All in all (and I use the expression suggestively), this book contains one of the best arguments ever for practicing contemporary civic (not civil) disobedience to the traditions of shutting out one’s neighbor and all the “noise” of a supercivilized society, and “breaching” to notice what’s going on around one. You just never know what or whom you might see. And one doesn’t have to be allegorical about The City and the City to feel that there is in fact an argument intended: a dystopia is a dystopia, and this one is frighteningly real and put in terms of our contemporary life, not all that far from what we can really understand as our own embattled and perhaps embittered conditions. It’s not necessary to be disingenuous, to say, “Here we are, or here we will be,” or even “here we were”; it’s only necessary to take in the total city-scape picture of The City and the City to feel that our awareness of ourselves and others is being called into question, and that there are ways to do this as China Miéville would have it, which don’t rely on the traditional allegory form. Just as a metaphor carries meaning across from one realm of discourse to another, so our ability to relate ourselves to the characters in the novel, particularly to the narrator, carries his meanings to us though he be only a character and we real flesh and blood.

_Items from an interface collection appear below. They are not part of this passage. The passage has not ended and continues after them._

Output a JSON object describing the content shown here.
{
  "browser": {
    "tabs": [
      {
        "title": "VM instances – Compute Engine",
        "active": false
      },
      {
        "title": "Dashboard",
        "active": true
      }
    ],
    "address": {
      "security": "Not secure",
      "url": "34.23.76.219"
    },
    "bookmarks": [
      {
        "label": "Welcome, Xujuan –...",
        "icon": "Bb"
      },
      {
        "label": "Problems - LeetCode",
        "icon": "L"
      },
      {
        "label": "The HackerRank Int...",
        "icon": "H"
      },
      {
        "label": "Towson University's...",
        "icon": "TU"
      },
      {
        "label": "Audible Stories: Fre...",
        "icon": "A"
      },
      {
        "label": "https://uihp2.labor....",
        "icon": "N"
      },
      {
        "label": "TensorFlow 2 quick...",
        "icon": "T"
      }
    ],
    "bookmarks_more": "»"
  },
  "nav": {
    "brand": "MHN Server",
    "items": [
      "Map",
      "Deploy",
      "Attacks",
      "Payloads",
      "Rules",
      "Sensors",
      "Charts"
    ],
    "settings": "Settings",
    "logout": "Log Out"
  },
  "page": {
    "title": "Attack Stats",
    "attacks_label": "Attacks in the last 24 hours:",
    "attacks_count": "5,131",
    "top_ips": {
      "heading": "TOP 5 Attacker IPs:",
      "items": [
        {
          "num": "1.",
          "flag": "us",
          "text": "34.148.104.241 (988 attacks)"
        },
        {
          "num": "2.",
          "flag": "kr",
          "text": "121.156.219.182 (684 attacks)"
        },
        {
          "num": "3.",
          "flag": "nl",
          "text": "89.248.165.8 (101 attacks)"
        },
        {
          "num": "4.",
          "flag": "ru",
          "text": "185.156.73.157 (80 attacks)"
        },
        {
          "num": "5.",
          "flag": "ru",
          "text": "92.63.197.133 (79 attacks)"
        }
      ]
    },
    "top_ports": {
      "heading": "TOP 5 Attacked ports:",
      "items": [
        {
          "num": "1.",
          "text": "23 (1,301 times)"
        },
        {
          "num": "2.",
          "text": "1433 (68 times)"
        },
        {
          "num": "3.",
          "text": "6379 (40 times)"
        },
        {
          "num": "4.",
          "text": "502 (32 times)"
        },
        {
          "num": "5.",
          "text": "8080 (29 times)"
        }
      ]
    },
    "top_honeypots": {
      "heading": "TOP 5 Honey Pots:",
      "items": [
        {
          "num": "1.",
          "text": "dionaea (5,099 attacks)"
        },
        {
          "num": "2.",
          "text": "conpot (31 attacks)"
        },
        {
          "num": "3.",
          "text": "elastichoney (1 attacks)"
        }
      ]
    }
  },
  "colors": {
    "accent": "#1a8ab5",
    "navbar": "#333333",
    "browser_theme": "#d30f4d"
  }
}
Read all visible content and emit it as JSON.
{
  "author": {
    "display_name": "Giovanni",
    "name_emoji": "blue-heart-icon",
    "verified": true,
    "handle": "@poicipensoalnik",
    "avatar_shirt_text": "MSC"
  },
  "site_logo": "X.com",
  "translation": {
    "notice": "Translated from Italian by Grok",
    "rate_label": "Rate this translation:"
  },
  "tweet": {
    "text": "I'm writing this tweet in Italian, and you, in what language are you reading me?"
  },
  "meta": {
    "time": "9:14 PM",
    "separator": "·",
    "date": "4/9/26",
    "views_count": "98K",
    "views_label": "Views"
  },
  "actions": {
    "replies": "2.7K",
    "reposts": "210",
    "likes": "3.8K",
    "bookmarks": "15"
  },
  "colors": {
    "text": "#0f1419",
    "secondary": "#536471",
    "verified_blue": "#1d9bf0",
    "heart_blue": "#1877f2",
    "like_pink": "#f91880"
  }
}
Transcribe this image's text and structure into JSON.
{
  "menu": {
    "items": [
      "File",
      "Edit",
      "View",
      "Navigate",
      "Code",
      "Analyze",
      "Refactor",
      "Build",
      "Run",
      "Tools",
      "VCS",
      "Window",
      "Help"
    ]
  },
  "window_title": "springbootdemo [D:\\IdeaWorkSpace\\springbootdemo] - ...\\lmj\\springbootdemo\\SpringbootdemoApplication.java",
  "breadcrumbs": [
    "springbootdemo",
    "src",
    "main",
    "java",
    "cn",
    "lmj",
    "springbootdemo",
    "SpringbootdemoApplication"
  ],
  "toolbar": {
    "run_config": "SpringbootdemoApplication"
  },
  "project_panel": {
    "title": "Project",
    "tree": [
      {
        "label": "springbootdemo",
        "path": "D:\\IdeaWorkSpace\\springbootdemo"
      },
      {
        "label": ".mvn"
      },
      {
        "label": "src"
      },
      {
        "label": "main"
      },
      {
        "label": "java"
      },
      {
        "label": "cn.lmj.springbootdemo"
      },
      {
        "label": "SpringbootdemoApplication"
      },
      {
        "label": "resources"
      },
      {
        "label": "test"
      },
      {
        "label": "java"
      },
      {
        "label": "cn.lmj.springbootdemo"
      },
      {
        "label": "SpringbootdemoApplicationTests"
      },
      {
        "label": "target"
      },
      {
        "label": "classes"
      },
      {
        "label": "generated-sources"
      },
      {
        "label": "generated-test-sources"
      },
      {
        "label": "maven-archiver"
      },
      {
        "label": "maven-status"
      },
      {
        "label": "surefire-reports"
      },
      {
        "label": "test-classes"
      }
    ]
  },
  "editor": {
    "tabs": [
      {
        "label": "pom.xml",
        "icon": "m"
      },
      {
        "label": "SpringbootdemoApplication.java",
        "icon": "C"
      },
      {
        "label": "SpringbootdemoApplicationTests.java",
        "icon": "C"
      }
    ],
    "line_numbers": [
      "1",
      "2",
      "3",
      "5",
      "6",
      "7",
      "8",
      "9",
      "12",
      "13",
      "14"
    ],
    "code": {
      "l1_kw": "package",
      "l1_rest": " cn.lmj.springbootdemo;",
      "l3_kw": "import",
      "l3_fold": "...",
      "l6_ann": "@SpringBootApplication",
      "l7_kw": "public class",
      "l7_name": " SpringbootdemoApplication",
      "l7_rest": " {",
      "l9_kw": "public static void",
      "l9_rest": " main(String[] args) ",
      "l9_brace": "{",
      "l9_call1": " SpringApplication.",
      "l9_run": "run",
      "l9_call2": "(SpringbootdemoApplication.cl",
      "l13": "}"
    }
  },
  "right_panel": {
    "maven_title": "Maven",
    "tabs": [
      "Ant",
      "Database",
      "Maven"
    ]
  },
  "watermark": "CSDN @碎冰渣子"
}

And this, I think, is just as the author, all quibbles about terminology aside, would have it.